The Rockets have spent months living up to their promise that this season would be different: They have won more games, defended more effectively, and played with greater consistency than at any point during Harden’s tenure. But now they are down 2–1 with Tuesday’s Game 4 at Oracle Arena, where Curry and the Warriors are undefeated in the playoffs since 2016.
Past versions of Harden’s Rockets have devolved and unraveled when confronted by similar stress. In a 2015 first-round series loss to Golden State, Houston was blown off the court by 35 points in Game 3 and sent home soundly in Game 5, a 14-point defeat in which Harden managed just 14 points. In the 2016 West finals against Golden State, Houston dropped Game 4 by 27 points and lost an embarrassing elimination Game 5 by 33 points. And then there was Harden’s no-show in last year’s loss to San Antonio, correctly derided as one of the most perplexing performances from an MVP-caliber player in recent history.
The pattern has been unmistakable: Once Harden and the Rockets lose hope in the playoffs, they collapse.
Unfortunately, there were red flags for Red Nation throughout Sunday night’s debacle. The Rockets’ offense ground down early, going more than four minutes in the first quarter without a field goal. Then, theoretically braced for Golden State’s trademark third-quarter pushes, Houston immediately conceded a 10-0 run out of halftime. With the deficit mounting, Houston folded up shop, attempting just one free throw as a team in the final 24 minutes.
Targeted repeatedly in defensive situations, Harden lived down to his reputation as a turnstile, grasping at air on the perimeter and turning his head off the ball to open cutting lanes behind him. While Curry bombed away, Harden and Chris Paul completely lost control of the game’s pace. As a result, the Rockets committed 19 turnovers, their most during the 2018 postseason. Curry managed to singlehandedly outscore Harden (20 points) and Paul (13 points) combined, with Harden posting a season-low minus-19 in 33 minutes.

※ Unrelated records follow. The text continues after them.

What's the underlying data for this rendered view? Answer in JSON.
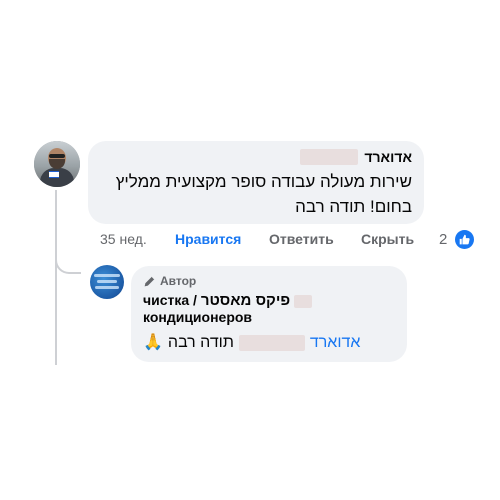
{
  "comment": {
    "author": "אדוארד",
    "text_line1": "שירות מעולה עבודה סופר מקצועית ממליץ",
    "text_line2": "בחום! תודה רבה"
  },
  "actions": {
    "time": "35 нед.",
    "like": "Нравится",
    "reply": "Ответить",
    "hide": "Скрыть",
    "reaction_count": "2"
  },
  "reply": {
    "badge": "Автор",
    "name_prefix": "чистка /",
    "name_hebrew": "פיקס מאסטר",
    "name_suffix": "кондиционеров",
    "mention": "אדוארד",
    "text": "תודה רבה",
    "emoji": "🙏"
  },
  "icons": {
    "like": "thumbs-up-icon",
    "author_badge": "pencil-icon"
  },
  "colors": {
    "accent": "#1877f2",
    "bubble": "#f0f2f5",
    "muted": "#65676b"
  }
}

When the dust settled, Sunday’s Game 3 surpassed the 2017 loss to the Spurs as the worst defeat of Harden’s career by point differential. The 2018 MVP favorite was left nearly speechless. Prompted for his thoughts on Curry’s stunning second-half turnaround, Harden shot an annoyed glance towards Paul before answering with zero interest and with as few words as possible: “He made shots.”
Harden has been here before, stumped for answers against the Warriors, who complement Curry’s shot-making with Kevin Durant’s steady brilliance, fierce team defense, and excellent ball movement. To be fair, it’s unreasonable to expect any individual player, even Harden or LeBron James, to have a comprehensive solution for the reigning champs’ devastating firepower.
Even so, Harden is now staring at a referendum on his reputation. In the wake of last year’s loss to the Spurs, Rockets management defended Harden and spent the offseason vastly improving his supporting cast. Houston’s blueprint has largely come to fruition, powered by the most complete campaign of Harden’s career and a veteran-dominated roster loaded with two-way players.
Despite those efforts, the loss to San Antonio left a stain, one that has endured through a season that produced a new franchise record for wins. If Harden were to slink into the summer again, so much apparent progress, both for this franchise player and for his team, would be at risk of coming undone. The only silver lining from Sunday’s record-setting 41-point defeat is that Harden gets at least two chances to push back on the most aggravating of labels: That he comes up small when it matters the most.
Harden need not lead the Rockets to a miraculous comeback in this series, but he must buck his history of crumbling.